### Data about app and page elements:
· · · · · · ·
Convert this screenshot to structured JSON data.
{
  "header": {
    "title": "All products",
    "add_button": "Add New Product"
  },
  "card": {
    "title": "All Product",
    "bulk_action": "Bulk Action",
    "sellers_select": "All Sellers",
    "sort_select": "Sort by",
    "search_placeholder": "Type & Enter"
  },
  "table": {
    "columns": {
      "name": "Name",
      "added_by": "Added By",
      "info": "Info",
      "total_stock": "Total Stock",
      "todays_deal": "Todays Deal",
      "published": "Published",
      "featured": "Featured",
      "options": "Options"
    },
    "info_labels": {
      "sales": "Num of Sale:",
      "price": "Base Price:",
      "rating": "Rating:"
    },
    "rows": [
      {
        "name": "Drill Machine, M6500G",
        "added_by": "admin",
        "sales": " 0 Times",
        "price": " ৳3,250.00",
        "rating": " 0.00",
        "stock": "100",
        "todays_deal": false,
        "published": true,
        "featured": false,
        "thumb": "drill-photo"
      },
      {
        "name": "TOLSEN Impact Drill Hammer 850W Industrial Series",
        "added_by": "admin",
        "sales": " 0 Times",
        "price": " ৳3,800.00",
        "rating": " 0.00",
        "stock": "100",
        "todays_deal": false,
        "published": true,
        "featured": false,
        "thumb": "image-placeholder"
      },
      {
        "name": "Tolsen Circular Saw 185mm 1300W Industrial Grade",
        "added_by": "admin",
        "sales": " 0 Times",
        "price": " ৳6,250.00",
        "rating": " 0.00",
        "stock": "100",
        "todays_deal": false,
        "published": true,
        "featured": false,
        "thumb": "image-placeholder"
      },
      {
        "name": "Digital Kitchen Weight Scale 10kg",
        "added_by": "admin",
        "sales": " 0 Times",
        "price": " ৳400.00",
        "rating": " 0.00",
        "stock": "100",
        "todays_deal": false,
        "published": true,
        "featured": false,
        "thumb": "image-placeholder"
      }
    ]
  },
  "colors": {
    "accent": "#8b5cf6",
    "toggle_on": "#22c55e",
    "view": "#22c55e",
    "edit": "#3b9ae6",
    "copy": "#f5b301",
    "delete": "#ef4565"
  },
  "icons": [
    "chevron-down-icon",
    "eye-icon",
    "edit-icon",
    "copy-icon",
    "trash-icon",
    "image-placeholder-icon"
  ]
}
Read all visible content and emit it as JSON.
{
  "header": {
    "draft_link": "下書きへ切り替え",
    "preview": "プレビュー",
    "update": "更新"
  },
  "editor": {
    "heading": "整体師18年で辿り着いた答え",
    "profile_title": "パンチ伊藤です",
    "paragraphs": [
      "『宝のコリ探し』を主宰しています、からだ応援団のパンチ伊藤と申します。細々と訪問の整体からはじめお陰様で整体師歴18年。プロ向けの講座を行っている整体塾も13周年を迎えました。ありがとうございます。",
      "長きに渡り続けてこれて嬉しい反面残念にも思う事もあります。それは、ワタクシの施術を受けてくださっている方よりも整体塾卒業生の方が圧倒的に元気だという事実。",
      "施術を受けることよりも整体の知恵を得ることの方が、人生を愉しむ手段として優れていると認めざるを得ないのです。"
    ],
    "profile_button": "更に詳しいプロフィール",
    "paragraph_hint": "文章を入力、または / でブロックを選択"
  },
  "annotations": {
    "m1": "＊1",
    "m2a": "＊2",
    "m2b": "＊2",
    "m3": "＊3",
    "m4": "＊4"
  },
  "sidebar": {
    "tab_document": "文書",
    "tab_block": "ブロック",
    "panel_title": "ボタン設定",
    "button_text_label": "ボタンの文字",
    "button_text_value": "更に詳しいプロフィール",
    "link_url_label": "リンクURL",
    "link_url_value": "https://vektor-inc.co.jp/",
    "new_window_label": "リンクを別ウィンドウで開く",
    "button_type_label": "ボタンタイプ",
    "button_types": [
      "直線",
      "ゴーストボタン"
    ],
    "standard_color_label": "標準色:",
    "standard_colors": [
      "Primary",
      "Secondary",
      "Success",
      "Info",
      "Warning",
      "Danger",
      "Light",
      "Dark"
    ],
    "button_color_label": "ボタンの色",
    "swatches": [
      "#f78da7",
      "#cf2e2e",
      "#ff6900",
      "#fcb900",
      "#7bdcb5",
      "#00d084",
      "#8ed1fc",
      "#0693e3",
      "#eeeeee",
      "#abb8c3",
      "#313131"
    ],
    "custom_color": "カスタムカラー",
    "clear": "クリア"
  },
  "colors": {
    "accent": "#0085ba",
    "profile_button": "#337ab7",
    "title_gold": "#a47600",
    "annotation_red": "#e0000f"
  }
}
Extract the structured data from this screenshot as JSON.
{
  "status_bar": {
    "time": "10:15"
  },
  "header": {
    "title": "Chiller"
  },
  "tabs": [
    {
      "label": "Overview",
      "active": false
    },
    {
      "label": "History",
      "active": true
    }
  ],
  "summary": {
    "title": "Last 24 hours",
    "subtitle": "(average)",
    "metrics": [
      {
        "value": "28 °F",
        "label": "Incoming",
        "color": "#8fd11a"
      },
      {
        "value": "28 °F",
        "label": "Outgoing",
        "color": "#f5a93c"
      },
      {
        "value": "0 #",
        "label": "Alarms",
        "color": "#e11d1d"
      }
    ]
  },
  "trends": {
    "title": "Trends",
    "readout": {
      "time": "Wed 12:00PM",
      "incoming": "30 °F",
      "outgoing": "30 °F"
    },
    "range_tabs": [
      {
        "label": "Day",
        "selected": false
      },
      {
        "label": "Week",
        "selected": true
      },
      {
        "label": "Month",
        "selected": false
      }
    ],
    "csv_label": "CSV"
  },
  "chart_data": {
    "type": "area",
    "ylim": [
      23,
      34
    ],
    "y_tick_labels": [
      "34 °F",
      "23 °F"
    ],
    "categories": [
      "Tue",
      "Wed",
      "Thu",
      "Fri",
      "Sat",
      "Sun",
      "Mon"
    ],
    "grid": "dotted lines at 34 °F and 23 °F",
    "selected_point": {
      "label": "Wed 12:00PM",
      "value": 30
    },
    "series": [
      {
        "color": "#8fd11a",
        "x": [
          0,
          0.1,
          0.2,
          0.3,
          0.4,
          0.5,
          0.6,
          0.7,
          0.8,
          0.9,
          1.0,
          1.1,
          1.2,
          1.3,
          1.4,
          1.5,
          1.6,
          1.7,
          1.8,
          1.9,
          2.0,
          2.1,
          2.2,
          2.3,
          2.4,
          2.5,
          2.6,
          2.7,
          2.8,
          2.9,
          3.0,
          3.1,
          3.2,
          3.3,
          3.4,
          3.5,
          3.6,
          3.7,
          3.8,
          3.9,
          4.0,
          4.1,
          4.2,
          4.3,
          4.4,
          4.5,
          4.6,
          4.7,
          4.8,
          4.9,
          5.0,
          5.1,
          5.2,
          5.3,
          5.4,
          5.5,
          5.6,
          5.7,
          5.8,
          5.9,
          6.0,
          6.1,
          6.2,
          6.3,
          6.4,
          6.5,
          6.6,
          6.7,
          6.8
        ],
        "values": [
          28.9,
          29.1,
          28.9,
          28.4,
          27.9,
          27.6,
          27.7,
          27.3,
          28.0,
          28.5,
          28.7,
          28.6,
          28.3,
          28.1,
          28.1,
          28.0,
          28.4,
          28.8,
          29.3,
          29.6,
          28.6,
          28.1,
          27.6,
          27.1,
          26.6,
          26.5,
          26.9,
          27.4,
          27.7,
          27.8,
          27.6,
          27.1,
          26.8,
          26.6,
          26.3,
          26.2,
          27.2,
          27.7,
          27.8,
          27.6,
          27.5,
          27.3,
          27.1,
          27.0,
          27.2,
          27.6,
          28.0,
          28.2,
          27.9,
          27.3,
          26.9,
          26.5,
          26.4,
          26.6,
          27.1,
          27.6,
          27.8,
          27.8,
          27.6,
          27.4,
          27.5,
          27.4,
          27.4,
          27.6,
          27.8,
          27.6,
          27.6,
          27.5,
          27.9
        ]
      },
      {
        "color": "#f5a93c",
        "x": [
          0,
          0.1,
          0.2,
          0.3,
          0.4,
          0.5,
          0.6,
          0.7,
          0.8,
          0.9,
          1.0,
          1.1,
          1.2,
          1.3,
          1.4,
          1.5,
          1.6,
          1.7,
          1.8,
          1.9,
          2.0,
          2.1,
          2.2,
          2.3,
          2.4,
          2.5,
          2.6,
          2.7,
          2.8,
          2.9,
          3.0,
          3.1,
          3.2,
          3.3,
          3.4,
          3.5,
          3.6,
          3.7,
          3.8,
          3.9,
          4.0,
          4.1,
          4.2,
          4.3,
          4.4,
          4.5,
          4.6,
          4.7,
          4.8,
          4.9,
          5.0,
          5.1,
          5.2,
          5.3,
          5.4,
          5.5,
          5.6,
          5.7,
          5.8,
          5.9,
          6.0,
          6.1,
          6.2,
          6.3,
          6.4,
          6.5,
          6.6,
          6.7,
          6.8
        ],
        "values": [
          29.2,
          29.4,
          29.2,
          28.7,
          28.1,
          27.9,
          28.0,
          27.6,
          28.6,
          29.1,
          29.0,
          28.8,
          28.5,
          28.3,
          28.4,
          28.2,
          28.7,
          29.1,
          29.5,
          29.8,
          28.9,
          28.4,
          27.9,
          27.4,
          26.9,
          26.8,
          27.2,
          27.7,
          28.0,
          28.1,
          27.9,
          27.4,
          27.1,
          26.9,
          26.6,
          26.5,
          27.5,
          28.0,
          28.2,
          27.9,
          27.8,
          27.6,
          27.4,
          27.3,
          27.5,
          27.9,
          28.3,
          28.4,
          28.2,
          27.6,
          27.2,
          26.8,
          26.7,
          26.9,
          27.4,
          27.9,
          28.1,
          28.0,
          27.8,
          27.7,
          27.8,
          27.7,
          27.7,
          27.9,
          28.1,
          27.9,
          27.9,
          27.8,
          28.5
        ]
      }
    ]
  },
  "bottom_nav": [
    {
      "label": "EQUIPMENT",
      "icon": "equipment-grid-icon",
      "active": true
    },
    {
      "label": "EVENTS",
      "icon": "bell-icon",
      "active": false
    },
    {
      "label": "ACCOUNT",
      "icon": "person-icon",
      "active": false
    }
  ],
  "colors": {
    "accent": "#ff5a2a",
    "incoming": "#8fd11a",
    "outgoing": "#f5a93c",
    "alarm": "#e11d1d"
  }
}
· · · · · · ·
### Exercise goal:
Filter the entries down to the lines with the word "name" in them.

### Reply:
      "name": "Name",
        "name": "Drill Machine, M6500G",
        "name": "TOLSEN Impact Drill Hammer 850W Industrial Series",
        "name": "Tolsen Circular Saw 185mm 1300W Industrial Grade",
        "name": "Digital Kitchen Weight Scale 10kg",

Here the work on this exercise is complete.